Like her character on Fox’s “Sleepy Hollow,” actress Lyndie Greenwood has overcome personal challenges.
“Lyndie the runner is probably the strongest version of myself—the most focused, the most capable,” says Greenwood. “Jenny Mills is, as much as she’s got a chip on her shoulder, very smart, very intelligent and a survivor. And I think I’m a survivor.”
The 32-year-old actress, who plays Jenny on the popular television series, says her love for running influences her acting. However, the Toronto native, who relocated to Atlanta for filming, wasn’t always into fitness. As she explains it, running saved her life from some bad habits she was trying to break.
“When I first started, it was sort of just me,” explains Greenwood, who’s been running for eight years now and averages 4 miles a day. “I woke up and thought I needed to change my lifestyle a bit. I can’t really explain it; it was kind of like Forrest Gump.”
After spending much of her early 20s bartending and living the “party life,” Greenwood impulsively decided to lace up to reverse her habits, something she says keeps her level.

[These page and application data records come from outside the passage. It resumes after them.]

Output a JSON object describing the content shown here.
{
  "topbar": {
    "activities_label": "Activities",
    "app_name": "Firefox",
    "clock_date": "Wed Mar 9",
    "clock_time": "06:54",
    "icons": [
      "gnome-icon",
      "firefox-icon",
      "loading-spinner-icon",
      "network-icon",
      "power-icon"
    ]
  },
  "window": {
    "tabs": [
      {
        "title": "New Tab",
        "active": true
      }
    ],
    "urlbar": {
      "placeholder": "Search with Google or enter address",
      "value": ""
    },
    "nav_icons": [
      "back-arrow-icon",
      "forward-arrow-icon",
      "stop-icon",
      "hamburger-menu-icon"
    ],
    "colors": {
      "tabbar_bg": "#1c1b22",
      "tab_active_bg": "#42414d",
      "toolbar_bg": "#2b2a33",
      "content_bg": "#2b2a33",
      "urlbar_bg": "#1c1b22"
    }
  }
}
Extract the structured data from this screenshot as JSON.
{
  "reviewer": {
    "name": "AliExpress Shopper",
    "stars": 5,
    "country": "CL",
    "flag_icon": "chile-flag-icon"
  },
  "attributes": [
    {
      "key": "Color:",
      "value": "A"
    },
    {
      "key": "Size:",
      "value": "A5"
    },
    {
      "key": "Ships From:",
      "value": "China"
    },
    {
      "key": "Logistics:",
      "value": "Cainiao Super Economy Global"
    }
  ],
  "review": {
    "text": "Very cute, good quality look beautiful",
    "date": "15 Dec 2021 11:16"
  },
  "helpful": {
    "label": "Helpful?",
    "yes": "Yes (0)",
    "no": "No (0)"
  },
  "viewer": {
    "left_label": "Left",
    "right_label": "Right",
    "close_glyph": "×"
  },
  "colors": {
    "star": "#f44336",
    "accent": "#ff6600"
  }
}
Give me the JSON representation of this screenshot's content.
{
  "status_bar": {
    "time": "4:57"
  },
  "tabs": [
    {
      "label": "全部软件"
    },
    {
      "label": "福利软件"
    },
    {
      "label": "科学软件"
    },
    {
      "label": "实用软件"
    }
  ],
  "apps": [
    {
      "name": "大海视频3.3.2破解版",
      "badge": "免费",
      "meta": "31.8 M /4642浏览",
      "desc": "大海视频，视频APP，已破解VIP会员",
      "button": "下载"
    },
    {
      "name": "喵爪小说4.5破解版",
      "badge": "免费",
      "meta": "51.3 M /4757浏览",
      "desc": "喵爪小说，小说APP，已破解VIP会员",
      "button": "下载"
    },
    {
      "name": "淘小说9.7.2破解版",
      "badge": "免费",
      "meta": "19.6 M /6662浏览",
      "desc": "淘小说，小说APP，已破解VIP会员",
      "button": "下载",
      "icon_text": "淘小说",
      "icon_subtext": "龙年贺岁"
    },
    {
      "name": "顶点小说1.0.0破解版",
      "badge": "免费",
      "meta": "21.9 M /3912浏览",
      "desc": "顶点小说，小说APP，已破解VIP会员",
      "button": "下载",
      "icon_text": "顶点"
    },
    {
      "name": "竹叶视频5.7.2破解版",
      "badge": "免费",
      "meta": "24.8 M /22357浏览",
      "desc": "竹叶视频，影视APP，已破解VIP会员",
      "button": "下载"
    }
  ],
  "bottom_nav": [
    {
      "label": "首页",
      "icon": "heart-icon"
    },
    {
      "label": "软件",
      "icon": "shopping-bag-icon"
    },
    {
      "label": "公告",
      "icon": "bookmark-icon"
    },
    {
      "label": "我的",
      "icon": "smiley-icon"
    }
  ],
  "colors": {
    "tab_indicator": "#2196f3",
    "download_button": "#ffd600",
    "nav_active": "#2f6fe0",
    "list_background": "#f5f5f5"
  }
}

“I’m in a better mood, I’m more grounded, I’m more aware,” says Greenwood, who always tries to start her morning with a run, even on 16-hour set days. “But if I have to sacrifice too much sleep to get a run in, then I’ll skip the run. Your body needs sleep.”
Growing up in Canada, Greenwood remembers her parents always being active, but it was her cousin, a former aspiring Olympian, who stands out in her memory.
“I remember seeing her at this track meet. All these girls started together, then this one girl took off and passed them all. She left them all in the dust.”
Although Greenwood wouldn’t pick up running until years later, she’s glad she finally flipped the switch. “Running makes me a healthier person overall. The industry can be emotionally taxing, so running really keeps me grounded,” she explains. “I’m grateful for my previous bartending and wild partying years that led me to running.”
Greenwood admits that she is not immune to the pressures Hollywood—or society in general—places on women. But she does recognize the positive shift toward a better body image.
“We aren’t in the same industry we were once in,” she explains. “Women are taking that power back and saying, ‘You know what? I’m not going to be hungry all the time anymore.’”
Greenwood laughs as she shares her own philosophy on really being happy in life. “I know I’ve been skinnier and less active and felt way crappier about myself. I also really love food, and I’ve reached the conclusion that I’m going to eat. I’m an eater, so I’m going to eat. I work out as much as I can, I eat and this is what you get. Take it or leave it.”